Have you ever had a string of misfortunes befall you, seemingly out of nowhere? Many people believe that unexpected illnesses, injuries, and other negative events could stem from the evil eye, a curse ultimately caused by someone else’s envy.

This curse, cast unknowingly with a glance from a jealous person, can cause unpredictable harm and misfortune. Fortunately, there are many ways to prevent it from afflicting you, or to remove the curse if it’s been placed onto you.

The evil eye has a long, rich history in Judaism, and is shared with other cultures in the Near East and Mediterranean region. From the Torah and ancient Talmudic scriptures to modern-day beliefs, people have been aware of the evil eye curse, and have taken measures to protect themselves from it.

The Evil Eye: A Curse Borne of Envy

Traditionally, the evil eye is a curse, cast by a malevolent glare. Closely associated with envy and jealousy, the evil eye is thought to cause misfortune and injury. In Judaism, traditional spells and talismans are created and used to ward off the ill effects of the curse.

The best known symbol for protecting oneself against the evil eye is the near eastern hamsa, known in Jewish culture as the Hand of Miriam. You’ve probably come across this symbol before: an eye in the palm of a stylized hand. For millennia, people have constructed defenses against this form of black magic, and talismans are foremost among them. Judaism contains a rich tradition of evil eye protections, with deep historical roots.

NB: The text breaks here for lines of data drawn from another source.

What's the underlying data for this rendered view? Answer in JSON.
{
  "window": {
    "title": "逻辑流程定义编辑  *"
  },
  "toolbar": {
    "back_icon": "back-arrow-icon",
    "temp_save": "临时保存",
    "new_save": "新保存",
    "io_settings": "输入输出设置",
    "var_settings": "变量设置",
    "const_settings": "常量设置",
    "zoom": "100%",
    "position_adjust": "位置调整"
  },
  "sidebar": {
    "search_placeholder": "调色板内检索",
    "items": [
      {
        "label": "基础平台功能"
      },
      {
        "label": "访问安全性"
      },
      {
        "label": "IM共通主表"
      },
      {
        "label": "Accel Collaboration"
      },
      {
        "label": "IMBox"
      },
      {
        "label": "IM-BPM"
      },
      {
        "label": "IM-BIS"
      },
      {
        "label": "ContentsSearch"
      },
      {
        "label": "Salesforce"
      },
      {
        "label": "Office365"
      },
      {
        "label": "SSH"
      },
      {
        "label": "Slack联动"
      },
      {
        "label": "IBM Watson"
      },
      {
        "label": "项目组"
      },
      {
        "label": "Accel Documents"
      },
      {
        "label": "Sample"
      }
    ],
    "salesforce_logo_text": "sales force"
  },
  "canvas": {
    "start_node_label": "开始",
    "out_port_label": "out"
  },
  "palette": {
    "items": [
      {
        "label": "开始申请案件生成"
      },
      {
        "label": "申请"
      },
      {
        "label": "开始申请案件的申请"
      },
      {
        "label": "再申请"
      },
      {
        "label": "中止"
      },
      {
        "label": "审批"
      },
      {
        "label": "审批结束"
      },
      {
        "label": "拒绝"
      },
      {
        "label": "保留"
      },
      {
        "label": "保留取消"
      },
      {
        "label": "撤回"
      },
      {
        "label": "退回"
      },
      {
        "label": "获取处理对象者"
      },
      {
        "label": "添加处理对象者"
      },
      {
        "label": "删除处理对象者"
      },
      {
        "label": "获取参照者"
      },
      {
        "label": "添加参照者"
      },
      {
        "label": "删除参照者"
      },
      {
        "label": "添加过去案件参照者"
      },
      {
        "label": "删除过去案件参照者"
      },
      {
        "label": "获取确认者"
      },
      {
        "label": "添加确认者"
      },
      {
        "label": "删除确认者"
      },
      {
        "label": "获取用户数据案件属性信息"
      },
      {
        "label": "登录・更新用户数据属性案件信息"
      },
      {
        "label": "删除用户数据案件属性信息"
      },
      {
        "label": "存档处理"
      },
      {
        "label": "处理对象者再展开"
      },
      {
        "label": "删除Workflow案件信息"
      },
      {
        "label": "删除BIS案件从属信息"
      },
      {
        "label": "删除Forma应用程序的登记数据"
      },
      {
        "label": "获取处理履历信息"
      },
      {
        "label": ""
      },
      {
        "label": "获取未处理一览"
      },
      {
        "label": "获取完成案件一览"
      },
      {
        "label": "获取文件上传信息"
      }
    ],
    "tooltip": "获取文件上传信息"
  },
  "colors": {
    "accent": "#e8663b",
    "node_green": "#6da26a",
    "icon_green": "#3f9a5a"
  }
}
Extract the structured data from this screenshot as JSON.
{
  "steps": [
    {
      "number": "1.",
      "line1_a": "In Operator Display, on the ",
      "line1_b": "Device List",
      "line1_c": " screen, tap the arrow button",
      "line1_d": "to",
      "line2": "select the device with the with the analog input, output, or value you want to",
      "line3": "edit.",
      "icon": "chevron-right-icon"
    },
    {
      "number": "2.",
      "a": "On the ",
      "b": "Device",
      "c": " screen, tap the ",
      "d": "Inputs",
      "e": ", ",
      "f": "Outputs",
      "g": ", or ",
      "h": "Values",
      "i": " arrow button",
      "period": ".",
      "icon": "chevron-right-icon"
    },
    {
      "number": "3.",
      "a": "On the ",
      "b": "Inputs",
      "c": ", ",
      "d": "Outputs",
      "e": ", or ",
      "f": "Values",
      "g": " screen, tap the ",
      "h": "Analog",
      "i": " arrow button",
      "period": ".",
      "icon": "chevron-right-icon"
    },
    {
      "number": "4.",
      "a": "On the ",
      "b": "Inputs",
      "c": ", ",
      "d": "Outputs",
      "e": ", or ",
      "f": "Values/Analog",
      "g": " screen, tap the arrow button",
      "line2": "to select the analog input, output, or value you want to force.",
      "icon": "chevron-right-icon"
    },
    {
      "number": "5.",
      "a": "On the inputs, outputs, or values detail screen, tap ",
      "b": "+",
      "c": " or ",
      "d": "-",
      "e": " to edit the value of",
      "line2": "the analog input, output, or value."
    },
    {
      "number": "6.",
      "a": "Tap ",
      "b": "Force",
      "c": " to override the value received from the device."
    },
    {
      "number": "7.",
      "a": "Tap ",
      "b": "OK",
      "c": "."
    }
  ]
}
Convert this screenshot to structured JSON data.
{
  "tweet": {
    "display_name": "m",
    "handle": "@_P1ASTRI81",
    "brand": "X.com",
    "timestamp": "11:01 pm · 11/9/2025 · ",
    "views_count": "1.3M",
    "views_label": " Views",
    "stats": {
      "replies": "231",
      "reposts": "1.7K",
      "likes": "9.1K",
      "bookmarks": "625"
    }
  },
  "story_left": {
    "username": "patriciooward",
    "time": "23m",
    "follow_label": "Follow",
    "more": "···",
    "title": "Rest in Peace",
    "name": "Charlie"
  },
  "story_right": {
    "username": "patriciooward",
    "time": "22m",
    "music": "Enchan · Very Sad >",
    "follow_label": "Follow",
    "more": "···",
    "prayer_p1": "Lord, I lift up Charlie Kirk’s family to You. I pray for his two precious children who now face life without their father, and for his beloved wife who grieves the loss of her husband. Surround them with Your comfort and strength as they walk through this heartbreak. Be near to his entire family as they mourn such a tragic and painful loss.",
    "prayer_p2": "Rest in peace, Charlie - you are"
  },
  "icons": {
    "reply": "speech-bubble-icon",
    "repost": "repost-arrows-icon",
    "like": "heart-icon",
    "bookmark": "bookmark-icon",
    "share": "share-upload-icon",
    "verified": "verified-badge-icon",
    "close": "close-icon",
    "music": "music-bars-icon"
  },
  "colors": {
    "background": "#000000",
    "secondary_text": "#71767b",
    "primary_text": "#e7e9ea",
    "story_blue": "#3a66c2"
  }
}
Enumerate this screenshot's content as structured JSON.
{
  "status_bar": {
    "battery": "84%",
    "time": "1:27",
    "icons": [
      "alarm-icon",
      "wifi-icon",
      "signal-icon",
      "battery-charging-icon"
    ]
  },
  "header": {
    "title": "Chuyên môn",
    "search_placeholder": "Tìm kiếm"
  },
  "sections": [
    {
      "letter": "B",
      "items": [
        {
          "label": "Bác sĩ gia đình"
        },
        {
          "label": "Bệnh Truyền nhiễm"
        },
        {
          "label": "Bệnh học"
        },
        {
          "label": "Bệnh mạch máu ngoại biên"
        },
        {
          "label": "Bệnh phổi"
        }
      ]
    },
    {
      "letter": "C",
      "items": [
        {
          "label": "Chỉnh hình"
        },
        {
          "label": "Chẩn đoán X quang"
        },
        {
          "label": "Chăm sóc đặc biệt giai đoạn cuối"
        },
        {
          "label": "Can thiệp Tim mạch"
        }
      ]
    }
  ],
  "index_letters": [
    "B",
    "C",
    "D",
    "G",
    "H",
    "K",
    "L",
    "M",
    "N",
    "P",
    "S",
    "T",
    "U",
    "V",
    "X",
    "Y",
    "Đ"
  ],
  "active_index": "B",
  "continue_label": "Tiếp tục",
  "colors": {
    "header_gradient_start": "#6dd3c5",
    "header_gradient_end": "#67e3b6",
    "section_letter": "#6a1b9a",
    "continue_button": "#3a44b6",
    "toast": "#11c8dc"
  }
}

The History of the Evil Eye

The “evil eye” is a concept with a long history and an impressively wide geographical range. Originating in West Asia, traditions regarding the evil eye– and how to protect yourself from its effects– are found throughout the Mediterranean regions, from Egypt all the way to Afghanistan. It is especially prominent in the context of Judaism, where the evil eye has been written about since incredibly ancient times.

The very earliest symbols identified as evil eye talismans, meant to protect against the curse, date from ancient Sumer in modern-day Iraq. References are also found in ancient Hebrew texts, where it is called “ay’in hara.” These Judaic texts are where we first see a discussion of the evil eye’s relationship to jealousy and envy.

Throughout the recorded history of the Hebrew people, there have been many text references to the existence, power, and nature of the evil eye.

Within Tainnatic literature, a set of rabbinic works composed between 10 and 220 AD, the vice of the envious evil eye (“ayin hara”) was contrasted with “ayin tova,” good eye, associated with satisfaction in your own life and wishing the best for other members of your community. Talmudic literature identifies the concept of the evil eye as more than a symbol of moral concepts like envy and hatred. In the talmud, the “evil eye” is identified as a force with harmful powers. This conceptualization of the evil eye curse continues through the middle ages and into the modern era.

You’ll also find the concept of the evil eye among neighboring cultures, notably in Islam.

Today, belief in the evil eye is still shared by millions of people in North Africa, the Near East, and Mediterranean Europe. It is especially prevalent in modern Judaism. Associated with that belief are useful talismans, spells, prayers, and other protections that you can use to guard yourself against its effects.